### What is required
Look for the string "email" in the material below. Copy every line where you find it.

### Exercise material

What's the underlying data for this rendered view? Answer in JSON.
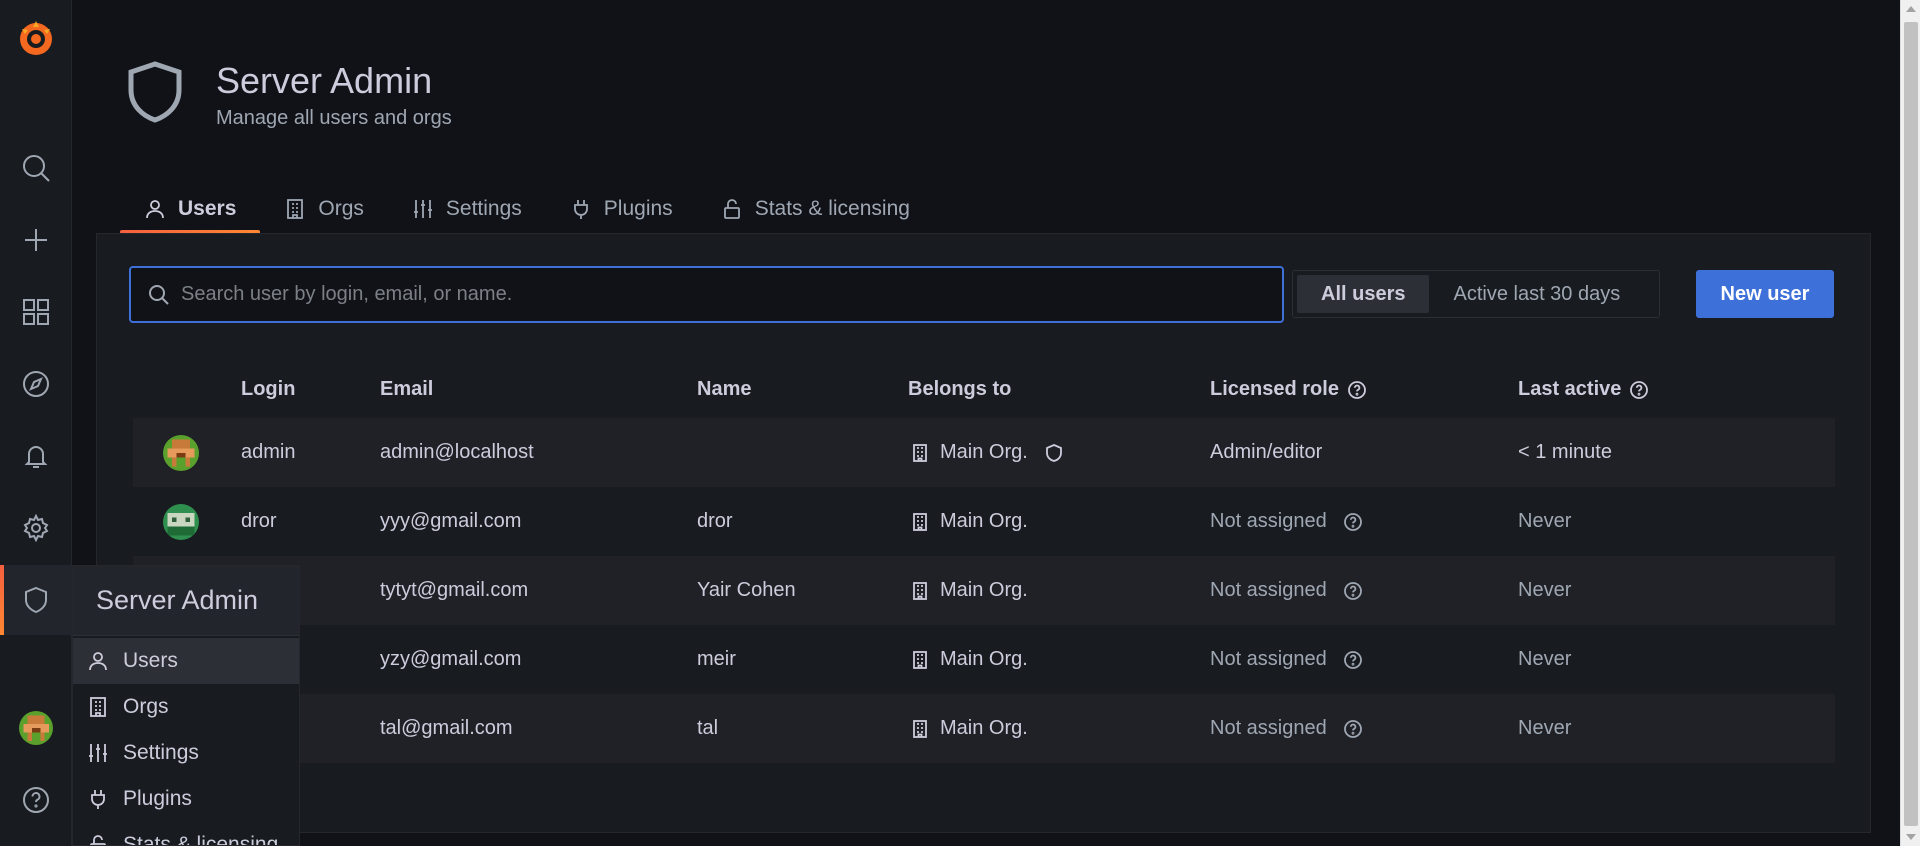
{
  "app": {
    "accent": "#3d71d9",
    "brand_gradient": [
      "#f55f3e",
      "#ff8833"
    ]
  },
  "sidebar": {
    "items": [
      "grafana-logo-icon",
      "search-icon",
      "plus-icon",
      "dashboards-icon",
      "explore-icon",
      "alerting-icon",
      "gear-icon",
      "shield-icon",
      "user-avatar",
      "help-icon"
    ]
  },
  "popout": {
    "title": "Server Admin",
    "items": [
      {
        "label": "Users",
        "icon": "user-icon"
      },
      {
        "label": "Orgs",
        "icon": "building-icon"
      },
      {
        "label": "Settings",
        "icon": "sliders-icon"
      },
      {
        "label": "Plugins",
        "icon": "plug-icon"
      },
      {
        "label": "Stats & licensing",
        "icon": "lock-icon"
      }
    ]
  },
  "header": {
    "title": "Server Admin",
    "subtitle": "Manage all users and orgs"
  },
  "tabs": [
    {
      "label": "Users",
      "icon": "user-icon",
      "active": true
    },
    {
      "label": "Orgs",
      "icon": "building-icon"
    },
    {
      "label": "Settings",
      "icon": "sliders-icon"
    },
    {
      "label": "Plugins",
      "icon": "plug-icon"
    },
    {
      "label": "Stats & licensing",
      "icon": "lock-icon"
    }
  ],
  "search": {
    "placeholder": "Search user by login, email, or name.",
    "value": ""
  },
  "filter": {
    "options": [
      "All users",
      "Active last 30 days"
    ],
    "selected": "All users"
  },
  "new_user_label": "New user",
  "table": {
    "headers": {
      "login": "Login",
      "email": "Email",
      "name": "Name",
      "belongs_to": "Belongs to",
      "licensed_role": "Licensed role",
      "last_active": "Last active"
    },
    "rows": [
      {
        "login": "admin",
        "email": "admin@localhost",
        "name": "",
        "belongs_to": "Main Org.",
        "role": "Admin/editor",
        "last_active": "< 1 minute",
        "admin": true
      },
      {
        "login": "dror",
        "email": "yyy@gmail.com",
        "name": "dror",
        "belongs_to": "Main Org.",
        "role": "Not assigned",
        "last_active": "Never"
      },
      {
        "login": "",
        "email": "tytyt@gmail.com",
        "name": "Yair Cohen",
        "belongs_to": "Main Org.",
        "role": "Not assigned",
        "last_active": "Never"
      },
      {
        "login": "",
        "email": "yzy@gmail.com",
        "name": "meir",
        "belongs_to": "Main Org.",
        "role": "Not assigned",
        "last_active": "Never"
      },
      {
        "login": "",
        "email": "tal@gmail.com",
        "name": "tal",
        "belongs_to": "Main Org.",
        "role": "Not assigned",
        "last_active": "Never"
      }
    ]
  }
}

### Response
    "placeholder": "Search user by login, email, or name.",
      "email": "Email",
        "email": "admin@localhost",
        "email": "yyy@gmail.com",
        "email": "tytyt@gmail.com",
        "email": "yzy@gmail.com",
        "email": "tal@gmail.com",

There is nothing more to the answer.